:: Listed entries ::
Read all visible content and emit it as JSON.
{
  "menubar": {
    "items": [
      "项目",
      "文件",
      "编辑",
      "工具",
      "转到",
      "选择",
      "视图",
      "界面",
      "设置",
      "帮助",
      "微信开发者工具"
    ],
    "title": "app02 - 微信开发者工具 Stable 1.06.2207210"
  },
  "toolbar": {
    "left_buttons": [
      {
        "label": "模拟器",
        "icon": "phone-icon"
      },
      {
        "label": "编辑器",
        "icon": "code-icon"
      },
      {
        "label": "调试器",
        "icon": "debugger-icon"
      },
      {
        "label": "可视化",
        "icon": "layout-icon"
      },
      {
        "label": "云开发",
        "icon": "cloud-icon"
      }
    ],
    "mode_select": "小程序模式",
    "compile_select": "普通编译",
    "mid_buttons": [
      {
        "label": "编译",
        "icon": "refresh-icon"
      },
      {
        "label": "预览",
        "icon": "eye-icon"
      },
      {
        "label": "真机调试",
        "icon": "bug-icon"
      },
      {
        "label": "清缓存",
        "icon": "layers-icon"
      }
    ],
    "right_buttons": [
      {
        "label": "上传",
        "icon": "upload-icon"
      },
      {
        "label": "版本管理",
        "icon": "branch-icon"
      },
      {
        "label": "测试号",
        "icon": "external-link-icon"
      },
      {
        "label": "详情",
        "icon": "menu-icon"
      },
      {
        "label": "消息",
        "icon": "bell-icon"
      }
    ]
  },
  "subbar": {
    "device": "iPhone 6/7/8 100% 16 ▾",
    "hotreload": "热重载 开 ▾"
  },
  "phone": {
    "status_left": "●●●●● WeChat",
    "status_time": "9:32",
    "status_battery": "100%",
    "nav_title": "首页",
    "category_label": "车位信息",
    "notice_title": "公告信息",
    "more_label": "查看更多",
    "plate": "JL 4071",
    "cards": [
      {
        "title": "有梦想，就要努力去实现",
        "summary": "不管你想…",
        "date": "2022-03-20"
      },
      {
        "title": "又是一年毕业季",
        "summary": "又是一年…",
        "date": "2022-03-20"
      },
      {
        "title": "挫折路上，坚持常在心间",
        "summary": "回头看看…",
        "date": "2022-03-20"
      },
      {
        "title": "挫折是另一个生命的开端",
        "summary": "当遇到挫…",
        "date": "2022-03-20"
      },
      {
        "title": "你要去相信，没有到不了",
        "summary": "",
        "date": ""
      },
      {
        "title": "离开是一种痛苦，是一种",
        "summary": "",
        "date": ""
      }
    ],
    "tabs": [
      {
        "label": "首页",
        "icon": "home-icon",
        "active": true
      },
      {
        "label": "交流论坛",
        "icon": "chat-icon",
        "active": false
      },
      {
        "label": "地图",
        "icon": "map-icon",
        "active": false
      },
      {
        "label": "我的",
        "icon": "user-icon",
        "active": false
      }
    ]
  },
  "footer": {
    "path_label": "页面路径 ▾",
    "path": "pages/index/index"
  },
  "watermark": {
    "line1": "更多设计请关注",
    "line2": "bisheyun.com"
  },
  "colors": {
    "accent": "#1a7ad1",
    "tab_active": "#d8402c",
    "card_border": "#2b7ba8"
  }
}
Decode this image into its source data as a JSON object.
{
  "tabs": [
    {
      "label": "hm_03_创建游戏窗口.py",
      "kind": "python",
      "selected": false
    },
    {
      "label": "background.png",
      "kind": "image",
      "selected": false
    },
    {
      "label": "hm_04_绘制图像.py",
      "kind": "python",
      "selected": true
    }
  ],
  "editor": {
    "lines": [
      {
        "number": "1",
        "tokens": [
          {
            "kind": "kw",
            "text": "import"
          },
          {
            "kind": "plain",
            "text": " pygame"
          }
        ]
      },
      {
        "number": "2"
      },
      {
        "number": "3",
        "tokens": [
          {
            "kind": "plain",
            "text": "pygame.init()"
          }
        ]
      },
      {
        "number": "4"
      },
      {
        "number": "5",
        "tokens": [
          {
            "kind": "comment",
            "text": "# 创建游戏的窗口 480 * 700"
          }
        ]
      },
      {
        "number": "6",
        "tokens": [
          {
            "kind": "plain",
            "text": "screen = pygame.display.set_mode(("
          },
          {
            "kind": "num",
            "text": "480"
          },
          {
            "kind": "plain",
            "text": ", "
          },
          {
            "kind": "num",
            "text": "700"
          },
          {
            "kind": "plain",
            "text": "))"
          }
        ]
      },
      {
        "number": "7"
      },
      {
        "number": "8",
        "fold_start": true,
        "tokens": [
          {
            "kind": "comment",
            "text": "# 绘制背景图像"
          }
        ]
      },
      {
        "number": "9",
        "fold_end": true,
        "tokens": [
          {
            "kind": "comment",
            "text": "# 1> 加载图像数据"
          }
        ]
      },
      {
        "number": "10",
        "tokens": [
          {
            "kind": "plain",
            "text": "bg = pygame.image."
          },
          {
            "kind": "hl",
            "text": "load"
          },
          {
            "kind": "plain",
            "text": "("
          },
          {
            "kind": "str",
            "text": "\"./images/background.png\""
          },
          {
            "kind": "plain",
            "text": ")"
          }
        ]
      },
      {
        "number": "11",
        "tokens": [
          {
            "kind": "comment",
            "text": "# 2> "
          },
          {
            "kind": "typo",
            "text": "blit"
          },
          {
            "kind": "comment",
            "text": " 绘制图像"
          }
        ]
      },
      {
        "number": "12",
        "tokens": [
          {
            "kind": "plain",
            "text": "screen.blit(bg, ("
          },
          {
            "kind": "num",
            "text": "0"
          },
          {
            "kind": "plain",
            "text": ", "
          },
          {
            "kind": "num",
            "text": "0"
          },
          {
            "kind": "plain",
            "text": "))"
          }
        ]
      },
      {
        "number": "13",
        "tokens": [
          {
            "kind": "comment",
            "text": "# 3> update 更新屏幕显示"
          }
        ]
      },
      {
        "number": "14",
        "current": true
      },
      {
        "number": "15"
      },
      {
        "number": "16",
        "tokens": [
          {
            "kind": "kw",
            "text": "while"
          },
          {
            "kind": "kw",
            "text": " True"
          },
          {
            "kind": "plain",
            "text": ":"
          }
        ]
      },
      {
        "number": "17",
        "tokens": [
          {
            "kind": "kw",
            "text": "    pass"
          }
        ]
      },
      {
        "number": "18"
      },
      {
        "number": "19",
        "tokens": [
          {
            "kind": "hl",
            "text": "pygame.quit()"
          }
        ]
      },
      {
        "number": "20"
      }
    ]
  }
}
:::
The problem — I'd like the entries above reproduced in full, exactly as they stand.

Solution —
Read all visible content and emit it as JSON.
{
  "menubar": {
    "items": [
      "项目",
      "文件",
      "编辑",
      "工具",
      "转到",
      "选择",
      "视图",
      "界面",
      "设置",
      "帮助",
      "微信开发者工具"
    ],
    "title": "app02 - 微信开发者工具 Stable 1.06.2207210"
  },
  "toolbar": {
    "left_buttons": [
      {
        "label": "模拟器",
        "icon": "phone-icon"
      },
      {
        "label": "编辑器",
        "icon": "code-icon"
      },
      {
        "label": "调试器",
        "icon": "debugger-icon"
      },
      {
        "label": "可视化",
        "icon": "layout-icon"
      },
      {
        "label": "云开发",
        "icon": "cloud-icon"
      }
    ],
    "mode_select": "小程序模式",
    "compile_select": "普通编译",
    "mid_buttons": [
      {
        "label": "编译",
        "icon": "refresh-icon"
      },
      {
        "label": "预览",
        "icon": "eye-icon"
      },
      {
        "label": "真机调试",
        "icon": "bug-icon"
      },
      {
        "label": "清缓存",
        "icon": "layers-icon"
      }
    ],
    "right_buttons": [
      {
        "label": "上传",
        "icon": "upload-icon"
      },
      {
        "label": "版本管理",
        "icon": "branch-icon"
      },
      {
        "label": "测试号",
        "icon": "external-link-icon"
      },
      {
        "label": "详情",
        "icon": "menu-icon"
      },
      {
        "label": "消息",
        "icon": "bell-icon"
      }
    ]
  },
  "subbar": {
    "device": "iPhone 6/7/8 100% 16 ▾",
    "hotreload": "热重载 开 ▾"
  },
  "phone": {
    "status_left": "●●●●● WeChat",
    "status_time": "9:32",
    "status_battery": "100%",
    "nav_title": "首页",
    "category_label": "车位信息",
    "notice_title": "公告信息",
    "more_label": "查看更多",
    "plate": "JL 4071",
    "cards": [
      {
        "title": "有梦想，就要努力去实现",
        "summary": "不管你想…",
        "date": "2022-03-20"
      },
      {
        "title": "又是一年毕业季",
        "summary": "又是一年…",
        "date": "2022-03-20"
      },
      {
        "title": "挫折路上，坚持常在心间",
        "summary": "回头看看…",
        "date": "2022-03-20"
      },
      {
        "title": "挫折是另一个生命的开端",
        "summary": "当遇到挫…",
        "date": "2022-03-20"
      },
      {
        "title": "你要去相信，没有到不了",
        "summary": "",
        "date": ""
      },
      {
        "title": "离开是一种痛苦，是一种",
        "summary": "",
        "date": ""
      }
    ],
    "tabs": [
      {
        "label": "首页",
        "icon": "home-icon",
        "active": true
      },
      {
        "label": "交流论坛",
        "icon": "chat-icon",
        "active": false
      },
      {
        "label": "地图",
        "icon": "map-icon",
        "active": false
      },
      {
        "label": "我的",
        "icon": "user-icon",
        "active": false
      }
    ]
  },
  "footer": {
    "path_label": "页面路径 ▾",
    "path": "pages/index/index"
  },
  "watermark": {
    "line1": "更多设计请关注",
    "line2": "bisheyun.com"
  },
  "colors": {
    "accent": "#1a7ad1",
    "tab_active": "#d8402c",
    "card_border": "#2b7ba8"
  }
}
Decode this image into its source data as a JSON object.
{
  "tabs": [
    {
      "label": "hm_03_创建游戏窗口.py",
      "kind": "python",
      "selected": false
    },
    {
      "label": "background.png",
      "kind": "image",
      "selected": false
    },
    {
      "label": "hm_04_绘制图像.py",
      "kind": "python",
      "selected": true
    }
  ],
  "editor": {
    "lines": [
      {
        "number": "1",
        "tokens": [
          {
            "kind": "kw",
            "text": "import"
          },
          {
            "kind": "plain",
            "text": " pygame"
          }
        ]
      },
      {
        "number": "2"
      },
      {
        "number": "3",
        "tokens": [
          {
            "kind": "plain",
            "text": "pygame.init()"
          }
        ]
      },
      {
        "number": "4"
      },
      {
        "number": "5",
        "tokens": [
          {
            "kind": "comment",
            "text": "# 创建游戏的窗口 480 * 700"
          }
        ]
      },
      {
        "number": "6",
        "tokens": [
          {
            "kind": "plain",
            "text": "screen = pygame.display.set_mode(("
          },
          {
            "kind": "num",
            "text": "480"
          },
          {
            "kind": "plain",
            "text": ", "
          },
          {
            "kind": "num",
            "text": "700"
          },
          {
            "kind": "plain",
            "text": "))"
          }
        ]
      },
      {
        "number": "7"
      },
      {
        "number": "8",
        "fold_start": true,
        "tokens": [
          {
            "kind": "comment",
            "text": "# 绘制背景图像"
          }
        ]
      },
      {
        "number": "9",
        "fold_end": true,
        "tokens": [
          {
            "kind": "comment",
            "text": "# 1> 加载图像数据"
          }
        ]
      },
      {
        "number": "10",
        "tokens": [
          {
            "kind": "plain",
            "text": "bg = pygame.image."
          },
          {
            "kind": "hl",
            "text": "load"
          },
          {
            "kind": "plain",
            "text": "("
          },
          {
            "kind": "str",
            "text": "\"./images/background.png\""
          },
          {
            "kind": "plain",
            "text": ")"
          }
        ]
      },
      {
        "number": "11",
        "tokens": [
          {
            "kind": "comment",
            "text": "# 2> "
          },
          {
            "kind": "typo",
            "text": "blit"
          },
          {
            "kind": "comment",
            "text": " 绘制图像"
          }
        ]
      },
      {
        "number": "12",
        "tokens": [
          {
            "kind": "plain",
            "text": "screen.blit(bg, ("
          },
          {
            "kind": "num",
            "text": "0"
          },
          {
            "kind": "plain",
            "text": ", "
          },
          {
            "kind": "num",
            "text": "0"
          },
          {
            "kind": "plain",
            "text": "))"
          }
        ]
      },
      {
        "number": "13",
        "tokens": [
          {
            "kind": "comment",
            "text": "# 3> update 更新屏幕显示"
          }
        ]
      },
      {
        "number": "14",
        "current": true
      },
      {
        "number": "15"
      },
      {
        "number": "16",
        "tokens": [
          {
            "kind": "kw",
            "text": "while"
          },
          {
            "kind": "kw",
            "text": " True"
          },
          {
            "kind": "plain",
            "text": ":"
          }
        ]
      },
      {
        "number": "17",
        "tokens": [
          {
            "kind": "kw",
            "text": "    pass"
          }
        ]
      },
      {
        "number": "18"
      },
      {
        "number": "19",
        "tokens": [
          {
            "kind": "hl",
            "text": "pygame.quit()"
          }
        ]
      },
      {
        "number": "20"
      }
    ]
  }
}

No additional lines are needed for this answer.